• TASK TO CARRY OUT:
Among the lines below, how many carry the string "structured"? Reply with a number and nothing else.

[Records from a data source]

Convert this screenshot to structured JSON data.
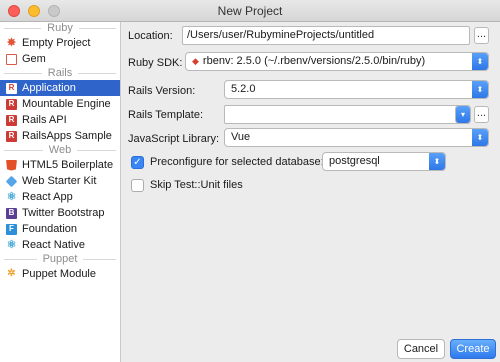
{
  "window": {
    "title": "New Project"
  },
  "sidebar": {
    "groups": [
      {
        "header": "Ruby",
        "items": [
          {
            "label": "Empty Project",
            "icon": "ruby-icon"
          },
          {
            "label": "Gem",
            "icon": "gem-icon"
          }
        ]
      },
      {
        "header": "Rails",
        "items": [
          {
            "label": "Application",
            "icon": "rails-icon",
            "selected": true
          },
          {
            "label": "Mountable Engine",
            "icon": "rails-icon"
          },
          {
            "label": "Rails API",
            "icon": "rails-icon"
          },
          {
            "label": "RailsApps Sample",
            "icon": "rails-icon"
          }
        ]
      },
      {
        "header": "Web",
        "items": [
          {
            "label": "HTML5 Boilerplate",
            "icon": "html5-icon"
          },
          {
            "label": "Web Starter Kit",
            "icon": "web-starter-kit-icon"
          },
          {
            "label": "React App",
            "icon": "react-icon"
          },
          {
            "label": "Twitter Bootstrap",
            "icon": "bootstrap-icon"
          },
          {
            "label": "Foundation",
            "icon": "foundation-icon"
          },
          {
            "label": "React Native",
            "icon": "react-icon"
          }
        ]
      },
      {
        "header": "Puppet",
        "items": [
          {
            "label": "Puppet Module",
            "icon": "puppet-icon"
          }
        ]
      }
    ]
  },
  "form": {
    "location_label": "Location:",
    "location_value": "/Users/user/RubymineProjects/untitled",
    "sdk_label": "Ruby SDK:",
    "sdk_value": "rbenv: 2.5.0 (~/.rbenv/versions/2.5.0/bin/ruby)",
    "rails_version_label": "Rails Version:",
    "rails_version_value": "5.2.0",
    "rails_template_label": "Rails Template:",
    "rails_template_value": "",
    "js_library_label": "JavaScript Library:",
    "js_library_value": "Vue",
    "preconfigure_label": "Preconfigure for selected database:",
    "preconfigure_checked": true,
    "database_value": "postgresql",
    "skip_test_label": "Skip Test::Unit files",
    "skip_test_checked": false,
    "ellipsis": "..."
  },
  "buttons": {
    "cancel": "Cancel",
    "create": "Create"
  },
  "colors": {
    "selection": "#2f65ca",
    "accent": "#3b86f7"
  }
}
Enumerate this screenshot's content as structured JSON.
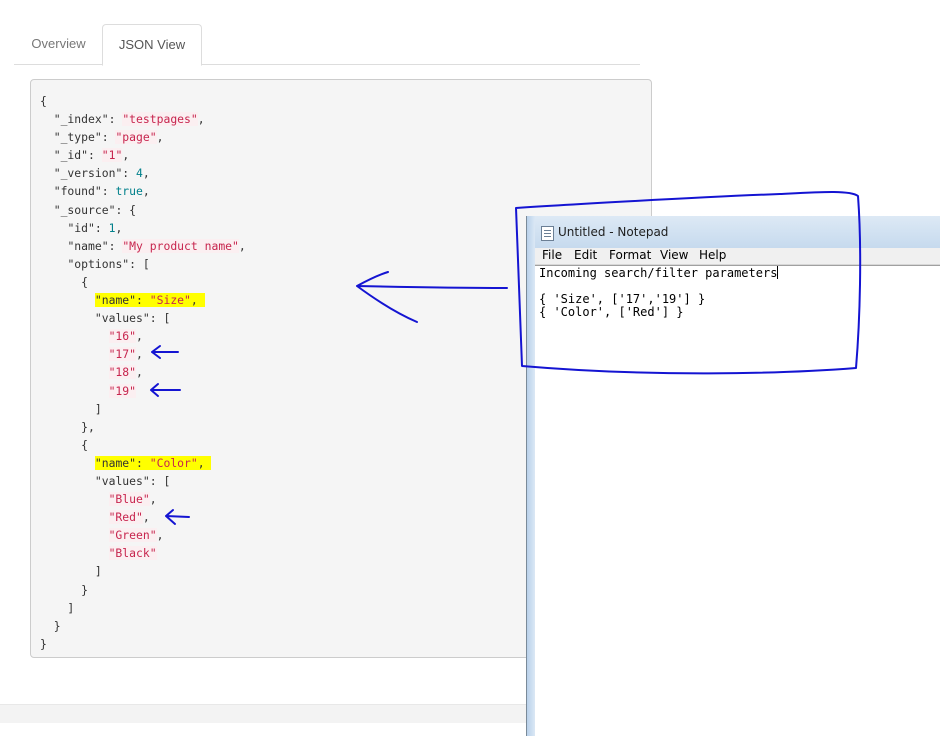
{
  "tabs": [
    {
      "label": "Overview",
      "active": false
    },
    {
      "label": "JSON View",
      "active": true
    }
  ],
  "json_view": {
    "index_key": "\"_index\"",
    "index_val": "\"testpages\"",
    "type_key": "\"_type\"",
    "type_val": "\"page\"",
    "id_key": "\"_id\"",
    "id_val": "\"1\"",
    "version_key": "\"_version\"",
    "version_val": "4",
    "found_key": "\"found\"",
    "found_val": "true",
    "source_key": "\"_source\"",
    "src_id_key": "\"id\"",
    "src_id_val": "1",
    "src_name_key": "\"name\"",
    "src_name_val": "\"My product name\"",
    "options_key": "\"options\"",
    "opt1_name_key": "\"name\"",
    "opt1_name_val": "\"Size\"",
    "values_key": "\"values\"",
    "size_values": [
      "\"16\"",
      "\"17\"",
      "\"18\"",
      "\"19\""
    ],
    "opt2_name_key": "\"name\"",
    "opt2_name_val": "\"Color\"",
    "color_values": [
      "\"Blue\"",
      "\"Red\"",
      "\"Green\"",
      "\"Black\""
    ]
  },
  "notepad": {
    "title": "Untitled - Notepad",
    "menu": [
      "File",
      "Edit",
      "Format",
      "View",
      "Help"
    ],
    "line1": "Incoming search/filter parameters",
    "line2": "{ 'Size', ['17','19'] }",
    "line3": "{ 'Color', ['Red'] }"
  },
  "colors": {
    "annotation_ink": "#1414d2",
    "highlight": "#ffff00",
    "string": "#c7254e",
    "number": "#00808b"
  }
}
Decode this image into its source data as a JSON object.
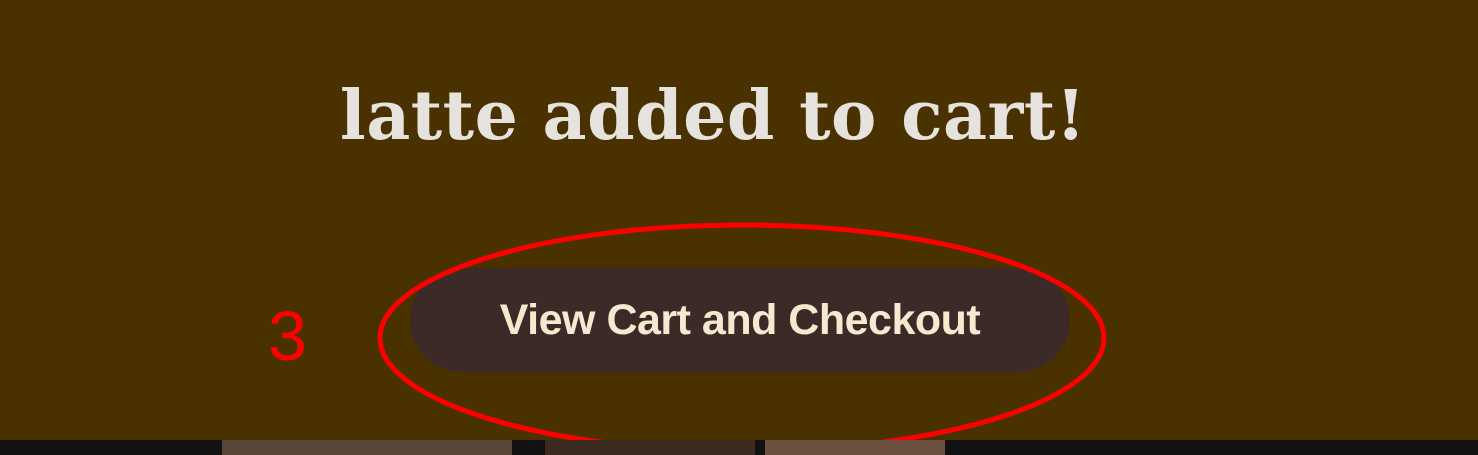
{
  "banner": {
    "message": "latte added to cart!",
    "button_label": "View Cart and Checkout"
  },
  "annotation": {
    "label": "3",
    "color": "#ff0000"
  },
  "colors": {
    "banner_bg": "#4a3100",
    "button_bg": "#3c2a28",
    "button_text": "#f6e9cf",
    "headline_text": "#e6e3de"
  }
}
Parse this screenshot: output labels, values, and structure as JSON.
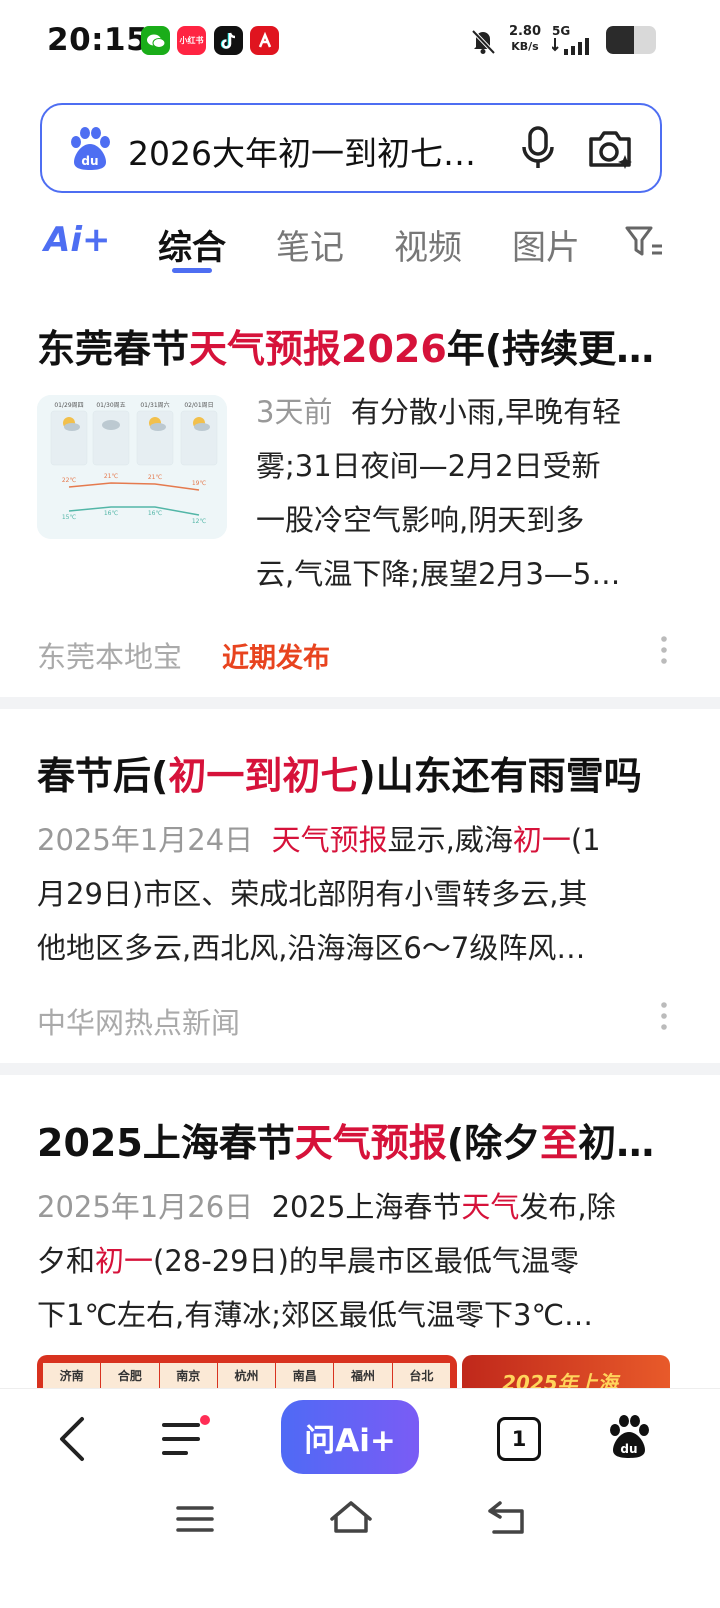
{
  "status_bar": {
    "time": "20:15",
    "app_icons": [
      "wechat-icon",
      "xiaohongshu-icon",
      "tiktok-icon",
      "red-app-icon"
    ],
    "xhs_label": "小红书",
    "net_speed_value": "2.80",
    "net_speed_unit": "KB/s",
    "network": "5G",
    "battery_level": 0.55
  },
  "search": {
    "query": "2026大年初一到初七天气预报"
  },
  "tabs": {
    "ai_label": "Ai+",
    "items": [
      "综合",
      "笔记",
      "视频",
      "图片"
    ],
    "active": "综合"
  },
  "results": [
    {
      "title_parts": [
        "东莞春节",
        "天气预报2026",
        "年(持续更新)"
      ],
      "date": "3天前",
      "snippet": "有分散小雨,早晚有轻雾;31日夜间—2月2日受新一股冷空气影响,阴天到多云,气温下降;展望2月3—5日",
      "snippet_lines": [
        "有分散小雨,早晚有轻",
        "雾;31日夜间—2月2日受新",
        "一股冷空气影响,阴天到多",
        "云,气温下降;展望2月3—5…"
      ],
      "source": "东莞本地宝",
      "tag": "近期发布",
      "thumb": {
        "dates": [
          "01/29周四",
          "01/30周五",
          "01/31周六",
          "02/01周日"
        ],
        "highs": [
          "22℃",
          "21℃",
          "21℃",
          "19℃"
        ],
        "lows": [
          "15℃",
          "16℃",
          "16℃",
          "12℃"
        ]
      }
    },
    {
      "title_parts": [
        "春节后(",
        "初一到初七",
        ")山东还有雨雪吗"
      ],
      "date": "2025年1月24日",
      "snippet_lines": [
        "天气预报显示,威海初一(1",
        "月29日)市区、荣成北部阴有小雪转多云,其",
        "他地区多云,西北风,沿海海区6～7级阵风…"
      ],
      "source": "中华网热点新闻"
    },
    {
      "title_parts": [
        "2025上海春节",
        "天气预报",
        "(除夕",
        "至",
        "初七)"
      ],
      "date": "2025年1月26日",
      "snippet_lines": [
        "2025上海春节天气发布,除",
        "夕和初一(28-29日)的早晨市区最低气温零",
        "下1℃左右,有薄冰;郊区最低气温零下3℃…"
      ],
      "cities": [
        "济南",
        "合肥",
        "南京",
        "杭州",
        "南昌",
        "福州",
        "台北"
      ],
      "banner_text": "2025年上海"
    }
  ],
  "bottom_nav": {
    "ai_button": "问Ai+",
    "tab_count": "1"
  },
  "colors": {
    "accent": "#4e6ef2",
    "highlight": "#d6123a",
    "recent_tag": "#e8441f"
  }
}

• PROBLEM SOLUTION:
2